Not much to explain here other than this:

I used an orbital sander, my mouse sander (Smaller and triangular shape which is easy to get into corners with), and a sanding sponge.

I started with 120 grit and moved up to 220 then finally 320 grit. 120 on my orbital sander, 220 on y mouse sander, and 320 wrapped around a sanding sponge.

Just sand all surfaces until the frame is smooth and all blemishes are gone.

## Step 8: Step 8: Attaching the Table Tops

Just like the Frame assembly, I used glue and nails to attach the table tops.

On both tables, the back and the sides are mounted flush with the legs of the table.

On the front of each table, the angled legs are attached so that the table tops are over hanging about 6 inches from the outside of the leg.

You can see this in greater detail in the 2 sketchup photos above.

I applied some wood glue to the top of each leg and aligned the table top as mentioned above.

Once aligned, I used a nail gun and shot about three 18ga 1 1/2" nails into each leg from the top of the table top.

## Step 9: Step 9: Finishing Touches

Phew! Almost done!

Now that both tables are assembled, it is time for finishing.

This is my favorite part of any build because I can see the fruits of my labor come to fruition.

All that is left to do now is:

1. Fill all of the nail holes with some wood putty.
2. Sand down the wood putty
3. Apply the finish of your choice. In my case I used a spray on primer and a high gloss white paint.
4. If you use a stain instead of paint, you should probably apply a coat or two of a protective shellac or something similar.

The last thing to do is to use and enjoy your new elegant pieces of furniture!

Thank you so much if you made it this far.

Please view all of the detailed photos, download the free sketchup plans, and watch the embedded video.

If you like this project PLEASE vote for us!

Feel free to follow my instructable profile.

And my last request is that you check out our YouTube channel and subscribe if you enjoy the content.

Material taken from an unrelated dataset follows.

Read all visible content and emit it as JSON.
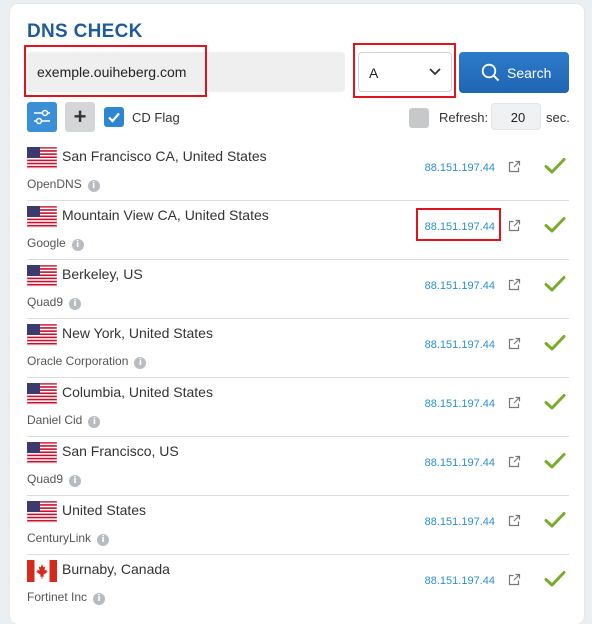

<p>socialwoodworks, great job on the nesting tables. Your instructions, video, and pictures will make it easy for anyone to build nesting tables. Any tips on maintenance of the tables? Good luck in the contest.</p>
<p>Hey thank you so much for checking out my instructable and for your kind words. As for as maintenance goes, if you decide to paint the tables instead of staining them like I did, you would simply wipe them down as you would other furniture in your house. If you stain the tables you may have to re apply any protective sealant according to the manufacturers directions. Either way I would suggest using coasters or something similar to protect the finish from stains. Thank you again for your support!</p>
Great, thanks for the tips.
<p>This is such a good instructable. Love all the sketchups and great, clear steps. </p><p>Fantastic work, I really hope you'll share more of your awesome projects! :)</p>
<p>Thank you so much for your support! I will indeed be doing more instructables in the near future.</p>
Good clean execution! Nice job!
Thank you! I didn't realize how hard it would be to make a step by step instructable.
<p>Great design for saving space. You definitely have my vote.</p>
Thank you so much for watching and voting!